The court disagreed and said:

In this case, the Agreement provided Rebecca with regular monetary support, and she was separately promised a large sum of cash if she did not contest the Agreement. We find no sound basis for holding the Agreement unconscionable or otherwise against public policy. In sum, the Agreement as written is not unconscionable and should not be modified by court-manufactured exceptions.

The clause is ingenious in terms of asset protection because it allows the parties to declare, upfront, what an easy separation will be in the end. You can express your losses at the end of the marriage without touching a single part of your assets. But further, that lump sum payout is protected too, because if the prenuptial agreement gets attacked in any way, one party could walk away with close to nothing if they lose the court case.

It is a triggering clause that invalidates a lump sum protection fee. The clause incentivizes behavior by encouraging the easy walk out. If making a breakup as predictable as possible, this clause could be crucial for an asset protection plan. It may be seen as Machiavellian, but it also covers all bases.

5. Show that the marriage itself was invalid

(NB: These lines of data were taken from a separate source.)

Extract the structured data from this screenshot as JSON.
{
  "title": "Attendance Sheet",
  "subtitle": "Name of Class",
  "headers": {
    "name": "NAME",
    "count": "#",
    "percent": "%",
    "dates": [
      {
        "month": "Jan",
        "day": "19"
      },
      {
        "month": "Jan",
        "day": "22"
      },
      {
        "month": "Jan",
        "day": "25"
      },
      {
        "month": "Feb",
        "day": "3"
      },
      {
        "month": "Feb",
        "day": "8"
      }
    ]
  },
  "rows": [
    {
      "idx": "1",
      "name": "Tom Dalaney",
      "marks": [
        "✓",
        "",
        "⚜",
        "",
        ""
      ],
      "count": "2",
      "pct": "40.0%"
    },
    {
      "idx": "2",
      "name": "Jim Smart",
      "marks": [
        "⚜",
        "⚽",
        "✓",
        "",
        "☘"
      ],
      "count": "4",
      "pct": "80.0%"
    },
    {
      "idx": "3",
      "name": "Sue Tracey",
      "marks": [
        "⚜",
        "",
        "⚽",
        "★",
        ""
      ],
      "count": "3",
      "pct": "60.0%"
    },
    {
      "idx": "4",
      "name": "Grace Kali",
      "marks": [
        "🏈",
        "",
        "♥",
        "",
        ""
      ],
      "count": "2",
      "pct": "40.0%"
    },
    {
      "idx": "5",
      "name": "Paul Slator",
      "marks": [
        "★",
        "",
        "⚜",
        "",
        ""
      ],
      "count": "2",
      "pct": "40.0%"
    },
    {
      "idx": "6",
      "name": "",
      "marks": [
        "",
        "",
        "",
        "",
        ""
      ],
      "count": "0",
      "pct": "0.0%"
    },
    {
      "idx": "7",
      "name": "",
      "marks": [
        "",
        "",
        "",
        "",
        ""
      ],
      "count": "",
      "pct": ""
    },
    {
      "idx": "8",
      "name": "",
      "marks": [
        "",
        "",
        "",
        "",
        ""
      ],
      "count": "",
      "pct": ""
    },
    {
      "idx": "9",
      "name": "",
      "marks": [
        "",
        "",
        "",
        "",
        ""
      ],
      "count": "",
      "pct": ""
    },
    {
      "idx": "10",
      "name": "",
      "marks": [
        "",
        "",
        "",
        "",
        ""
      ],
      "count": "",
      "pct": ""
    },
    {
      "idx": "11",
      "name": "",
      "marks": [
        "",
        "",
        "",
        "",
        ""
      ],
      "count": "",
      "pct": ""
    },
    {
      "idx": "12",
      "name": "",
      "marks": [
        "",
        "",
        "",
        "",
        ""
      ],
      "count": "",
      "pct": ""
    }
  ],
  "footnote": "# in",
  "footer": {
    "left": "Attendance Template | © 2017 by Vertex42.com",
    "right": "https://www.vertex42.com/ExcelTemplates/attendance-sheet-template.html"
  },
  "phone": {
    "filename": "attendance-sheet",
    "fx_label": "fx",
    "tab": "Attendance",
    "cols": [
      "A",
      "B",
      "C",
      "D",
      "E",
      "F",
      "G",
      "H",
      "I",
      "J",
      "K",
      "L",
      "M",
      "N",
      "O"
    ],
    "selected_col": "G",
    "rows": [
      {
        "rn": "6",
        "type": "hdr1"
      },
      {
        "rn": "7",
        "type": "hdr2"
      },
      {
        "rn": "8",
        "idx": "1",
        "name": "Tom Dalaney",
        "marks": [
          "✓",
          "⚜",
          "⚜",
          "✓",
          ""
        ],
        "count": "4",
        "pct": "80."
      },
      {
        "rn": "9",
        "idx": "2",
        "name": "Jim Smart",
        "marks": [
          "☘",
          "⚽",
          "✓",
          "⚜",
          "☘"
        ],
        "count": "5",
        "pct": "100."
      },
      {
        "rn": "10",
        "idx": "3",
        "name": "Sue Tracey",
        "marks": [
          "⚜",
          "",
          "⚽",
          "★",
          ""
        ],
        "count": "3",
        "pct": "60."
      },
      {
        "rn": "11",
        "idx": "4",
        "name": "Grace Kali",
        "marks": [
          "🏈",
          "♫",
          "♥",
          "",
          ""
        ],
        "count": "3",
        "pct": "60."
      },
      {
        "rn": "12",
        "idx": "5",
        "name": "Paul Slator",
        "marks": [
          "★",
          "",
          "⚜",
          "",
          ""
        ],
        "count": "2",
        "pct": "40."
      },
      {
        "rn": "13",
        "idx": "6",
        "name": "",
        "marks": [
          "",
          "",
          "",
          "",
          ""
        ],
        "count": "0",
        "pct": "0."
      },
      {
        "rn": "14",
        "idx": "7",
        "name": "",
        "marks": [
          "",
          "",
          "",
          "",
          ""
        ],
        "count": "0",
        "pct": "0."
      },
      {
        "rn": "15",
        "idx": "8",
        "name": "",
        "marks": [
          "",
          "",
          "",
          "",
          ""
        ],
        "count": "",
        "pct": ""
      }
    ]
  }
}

Finally, attacking the marriage could be a viable alternative if striking the prenuptial agreement is not an option. A prenuptial agreement goes into effect when the legal marriage begins. The prenuptial agreement could theoretically not apply if the union can get invalidated.

Texas Family Code governs this avenue of attack. It states:

Sec. 4.007. ENFORCEMENT: VOID MARRIAGE. If a marriage is determined to be void, an agreement that would otherwise have been a premarital agreement is enforceable only to the extent necessary to avoid an inequitable result.

One Texas firm explains this as, “A judge decides whether the result of the prenup is inequitable, which mean fair. Without a valid marriage, there is also no community property because the parties were never married to each other.”

When examining this clause, Texas courts have said:

A trial court may annul a marriage if “(1) the other party used fraud, duress, or force to induce the petitioner to enter into the marriage; and (2) the petitioner has not voluntarily cohabited with the other party since learning of the fraud or since being released from the duress or force.” … Fraudulent inducement is established by proving that a false material misrepresentation was made that (1) was known to be false when it was made; (2) was intended to be acted upon; (3) was relied upon; and (4) caused injury. … In re JA.D.Y. (Tex. App. 2018)

Many of these words are similar to the prenuptial agreement discussion above. Marriage is a form of a contract, and forming a contract under duress, using fraud, or forcing someone to do something against their will can invalidate a marriage.

There is not much information on how exactly this would play out in a court. If this is the sole avenue to attack a prenuptial agreement, seeking out competent family law counsel is imperative because facts will play a decisive factor. Texas Family Code includes a section that lists out, in detail, all the ways that a marriage can get invalidated — which is beyond the scope of this article — but the prospect is possible, if highly unlikely.

Hopefully, this overview gives you a cursory overview of the main avenues to attack a prenuptial agreement. Getting competent legal counsel in Texas to avoid pitfalls and other DIY mistakes can go a long way towards ensuring a solid asset protection plan in Texas.

LEGAL DISCLAIMER: Information in this article is provided free of charge and purely for informational and educational purposes only and is not offered as legal advice. No attorney-client relationship is created by the offering of this article. is not a law firm, does not represent clients, and is not representing you or anyone else. Although every effort is made to keep information up-to-date, laws may change. Retaining legal counsel for your individual case and circumstance is advisable before taking any action that has legal consequences. Consult a tax advisor or financial consultant as well, as this is not offered for any tax or financial service or advice.